  3. Remove immediately from heat and pour through a fine mesh sieve. Add in the remaining cup of cold cream and let chill for several hours, preferably overnight.
  4. Hit heath bars (still in their wrappers) repeatedly with the back of a wooden spoon, until they are thoroughly crushed. (You can also put the toffee into a plastic or paper bag and do the same.) Place heath bar pieces into a container and freeze while you churn the ice cream.
  5. Pour the base into an ice cream maker and churn according to your ice cream maker manufacturer's instructions. Remove ice cream and stir in heath bar pieces.
Makes a little more than a quart.

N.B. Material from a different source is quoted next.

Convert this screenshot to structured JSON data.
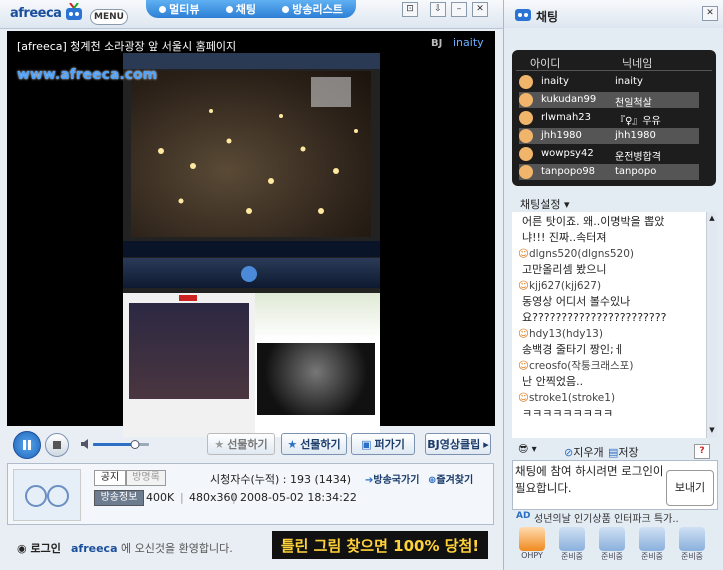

Friday, November 4, 2011

LBA and SoBA new Bedroom

It's almost time for LBA and SoBA to move into the same bedroom. They currently have their own rooms and beds but we are planning to move them into bunk beds in the same room. The other bedroom will become a playroom / dressing room for them.

There is currently a lot of discussion between Mrs. BA and I about what color the room(s) should be painted. Maybe we could choose from one of these. Although Mrs. BA does have some ideas - and I'm evidently not allowed to pick the color. Allegedly, the last time I painted a bedroom, it came out pistachio green.

Barring some large cash infusion, LBA and SoBA's new bedroom will not have a water slide like this bedroom does. Both LBA and SoBA like Star Wars but there will be none of these (that I'm aware of). I'm not spending $500 for the book. Nor will have have a giant Calvin and Hobbes mural.

Thursday, November 3, 2011

"Show us the Monuments"

First, what movie is the above line from? (Remember, it's pizza/movie night at the launchpad - but this movie is probably not being shown until after LBA and SoBA are in bed). Still don't know?

Living in Washington DC is pretty cool. I never get tired of the views and all of the great monuments that are all around the capital city. You may have heard that Washington had an earthquake back in August, which damaged the Washington Monument. After seeing this video, I understand (I was in Chicago when the quake happened, depriving me of one of my bucket list items - being in an earthquake). The link above is to DCist, from there you can get to the videos from the National Park Service, or click here, you want the "500ft level video view" videos.

Once you're done shaking, here's a list of some myths about the many monuments and statuary around DC for your enjoyment.
  1. There are 13 hands on the Iwo Jima Memorial. Nope, just twelve, no Hand of God.
  2. Fine. There is no such thing as the "Hoof Code" i.e., "the number of hooves in the air on equestrian statues tells you how the person died. Two hooves in the air means the person died in battle, one hoof means the person was injured in battle, and all four hooves on the ground means the person survived battle unharmed." But I don't believe it.
  3. There is a bible buried under the Washington Monument. Well, not under, but among other things, there is one in the cornerstone.
And another list of those obscure monuments that you really have to look for if you want to see them. No, I'm not telling you where they are. Go find them yourself!
  1. The Albert Einstein Statue
  2. The Maine Lobsterman
  3. Sonny Bono Memorial Traffic Island
  4. The Run-over Fireman Monument
  5. The Women's Titanic Memorial (dedicated to Kate Winslet, just kidding)
Then again, you could try to get here to have one of the best views in the city. Call your congressman (and then call me - because I want to go, too).